This week, a controversy at Chicago Public Schools has sparked an interesting debate that, at its heart, is about communities controlling their children’s education.  The Illinois Standards Achievement Test (ISAT) is being administered in classrooms all over the city this week.  Frustration arose after CPS made the decision to switch from the ISAT to another standardized test, the Northwest Evaluation Association’s Measures of Academic Progress (NWEA MAP) test, to determine promotions and eligibility for highly selective high schools.

Why administer ISAT then?  The Tribune reports:

“The test is being administered only to fulfill a No Child Left Behind requirement, while more than half of states have sought waivers from such requirements,” AFT (American Federation of Teachers) President Randi Weingarten said in a news release.

“The test won’t inform instruction or assess student or teacher performance. It is not relevant to the current curriculum. It’s a meaningless hoop to jump through that benefits no one. So, why subject kids to it?”

Students are allowed to opt out, but some CPS parents are complaining that teachers and administrators have put undue pressure on them to take the test. 25 parents filed suit against CPS with the ACLU as a result. Teachers at two schools have voted to boycott the ISAT, refusing to administer it entirely.

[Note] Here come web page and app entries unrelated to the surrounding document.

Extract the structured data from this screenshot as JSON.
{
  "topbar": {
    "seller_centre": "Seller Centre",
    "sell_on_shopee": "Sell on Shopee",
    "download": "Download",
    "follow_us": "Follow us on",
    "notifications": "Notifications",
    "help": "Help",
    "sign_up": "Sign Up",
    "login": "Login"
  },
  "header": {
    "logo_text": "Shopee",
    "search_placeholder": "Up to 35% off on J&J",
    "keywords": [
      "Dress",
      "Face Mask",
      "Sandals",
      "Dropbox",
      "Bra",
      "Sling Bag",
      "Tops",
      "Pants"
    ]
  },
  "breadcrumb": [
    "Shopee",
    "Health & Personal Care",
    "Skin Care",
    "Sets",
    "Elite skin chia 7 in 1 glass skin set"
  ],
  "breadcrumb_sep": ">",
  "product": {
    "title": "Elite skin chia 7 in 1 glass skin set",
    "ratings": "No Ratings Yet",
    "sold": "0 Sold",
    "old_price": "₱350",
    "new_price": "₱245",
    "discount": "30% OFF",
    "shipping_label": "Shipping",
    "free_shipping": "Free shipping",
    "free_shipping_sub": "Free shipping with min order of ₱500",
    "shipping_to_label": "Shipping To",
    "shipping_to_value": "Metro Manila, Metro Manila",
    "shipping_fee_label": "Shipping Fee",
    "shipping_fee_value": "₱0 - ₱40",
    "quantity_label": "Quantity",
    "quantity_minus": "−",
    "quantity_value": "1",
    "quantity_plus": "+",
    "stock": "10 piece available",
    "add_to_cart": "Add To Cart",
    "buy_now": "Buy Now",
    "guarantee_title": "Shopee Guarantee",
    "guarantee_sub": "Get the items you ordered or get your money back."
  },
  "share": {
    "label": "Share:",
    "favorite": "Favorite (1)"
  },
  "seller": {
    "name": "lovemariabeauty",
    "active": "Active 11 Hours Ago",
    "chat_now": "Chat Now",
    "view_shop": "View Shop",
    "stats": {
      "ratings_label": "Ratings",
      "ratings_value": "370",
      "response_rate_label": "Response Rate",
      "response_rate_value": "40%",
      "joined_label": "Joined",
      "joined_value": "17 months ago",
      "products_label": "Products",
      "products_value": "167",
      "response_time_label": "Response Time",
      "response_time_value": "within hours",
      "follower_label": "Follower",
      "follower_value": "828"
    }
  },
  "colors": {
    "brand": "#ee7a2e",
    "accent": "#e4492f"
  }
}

What do you think? Let us know in the comments box below.

Chicago Tribune – a comprehensive look at the recent controversy.  Includes video.

ABC7 Chicago – includes video

Chicago Now – a blog about Chicago Public Schools that opposes standardized testing